By 1980, I started taking a real interest in baseball. But unlike most sons, I started liking the team my Dad despised, the Yankees. This happened because the Mets were so bad, my Dad would curse at the TV and change the channel to the Yankees game to watch what he called “competitive baseball” and root against the Yankees. Well, that exposure to the Yankees turned me into a Yankee fan. Had the Mets been good in the late 70s/early 80s I most likely would have been exposed more to them and been a fan of theirs. (I am very thankful things turned out the way they did….sorry Dad)

That summer I started collecting baseball cards, which I still have. When I wasn’t listening to music, I was riding my bike up to the gas station to buy packs of baseball cards, hoping to accumulate the entire set of 726 Topp’s cards by summer’s end. By late August I was ONE card away from the full set. I was missing the card of Geoff Zahn, some scrub pitcher from the Minnesota Twins. For some reason, no matter how many packs I talked my parents into buying for me, no Geoff Zahn! I was devastated. One day, a week or so before 4th grade started, I was chatting with a kid named Kenny who lived across the street from me, telling him how upset I was not having that Geoff Zahn card to complete my set. He ran up to his room and came back with not one, not two, but THREE Geoff Zahn cards. Of course, he had leverage and talked me in to trading my extra Reggie Jackson, Jim Rice and Mike Schmidt cards for the coveted Geoff Zahn. I pulled off the trade without hesitation. The 1980 Topps set was complete.

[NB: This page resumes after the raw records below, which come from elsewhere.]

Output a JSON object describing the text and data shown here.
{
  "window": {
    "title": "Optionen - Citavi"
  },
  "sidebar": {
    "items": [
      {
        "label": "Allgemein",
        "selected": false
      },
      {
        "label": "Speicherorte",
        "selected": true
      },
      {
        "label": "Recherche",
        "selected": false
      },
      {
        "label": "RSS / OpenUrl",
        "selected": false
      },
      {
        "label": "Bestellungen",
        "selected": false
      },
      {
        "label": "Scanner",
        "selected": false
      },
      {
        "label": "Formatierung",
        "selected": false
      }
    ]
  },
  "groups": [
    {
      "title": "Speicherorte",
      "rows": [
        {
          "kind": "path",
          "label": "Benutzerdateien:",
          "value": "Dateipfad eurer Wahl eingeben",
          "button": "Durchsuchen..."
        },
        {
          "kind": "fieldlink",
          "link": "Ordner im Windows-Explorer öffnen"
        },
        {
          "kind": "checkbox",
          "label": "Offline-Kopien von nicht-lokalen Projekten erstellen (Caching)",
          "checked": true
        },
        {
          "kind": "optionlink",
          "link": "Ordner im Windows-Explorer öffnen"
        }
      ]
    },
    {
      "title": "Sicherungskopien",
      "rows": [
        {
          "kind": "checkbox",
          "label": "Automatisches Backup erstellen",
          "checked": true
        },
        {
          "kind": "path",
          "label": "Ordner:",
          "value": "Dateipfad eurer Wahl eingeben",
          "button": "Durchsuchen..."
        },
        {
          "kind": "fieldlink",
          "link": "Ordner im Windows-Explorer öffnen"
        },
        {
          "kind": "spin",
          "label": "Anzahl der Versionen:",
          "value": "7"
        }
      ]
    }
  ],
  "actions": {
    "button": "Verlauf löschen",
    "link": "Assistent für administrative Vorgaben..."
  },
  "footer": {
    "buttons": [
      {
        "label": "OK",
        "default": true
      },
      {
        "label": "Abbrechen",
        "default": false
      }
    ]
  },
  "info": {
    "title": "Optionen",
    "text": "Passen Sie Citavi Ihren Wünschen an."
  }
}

I turned 9 years old in July of that summer and the ONLY thing I wanted for my birthday was a bicycle radio to mount to the handlebars of my 1978 Huffy Thunder Road bike. I hated riding my bike around the neighborhood and not being able to listen to music. Even back then, I HAD to have music on just about all the time. I can vividly remember my grandparents pulling up to my house on my 9th birthday. My grandfather got out of his white 1975 Dodge Dart Sport and asked “Where’s your bike?” I answered “In the shed.” He said “Go get it!” I ran as fast as I could to get that bike, still not really knowing what was going on (come on, I was NINE!). I came around from the back of the house and my grandfather was standing in the driveway with a screwdriver in one hand and a white plastic bag in the other. He handed me the bag and told me to open it. In the bag was the bike radio, no fancy birthday wrapping, no gift bag, it was just sitting in a plain white plastic store bag. I remember the feeling of elation as I pulled it out of the bag and my grandfather saying “Let’s put it on the bike.” My grandfather put the 9 volt battery into the radio, then mounted the silver bracket on to the black handlebars of my Huffy, then slid the radio on to the bracket. There it was, my brand new Concept 2000 brand AM bicycle radio! My grandfather asked “Well, aren’t you going to try it?!” I didn’t even answer, I flipped the little power switch and turned on the radio, got some static, but once the dial hit 660 WNBC (NYC) “The Rose” by Bette Midler came blaring through that tiny speaker and I was on cloud nine!

I rode that bike in circles in front of my house and up and down the block until it got dark that night with that radio playing “Steal Away” by Robbie Dupree, “It’s Still Rock n Roll To Me” by Billy Joel, “Coming Up” by Paul McCartney, “Cars” by Gary Numan, “Magic” by Olivia Newton-John and so many other great tunes from that summer. When I rode by the other kids playing on the block, they looked up wondering where the music was coming from…but I knew…it was coming from that totally awesome radio mounted to my Huffy.

Summer turned to fall, 4th grade went off with out a hitch, my new teacher Mr. Carlson was even cooler than I imagined, and my childhood continued….but I never forgot that magical summer of 1980.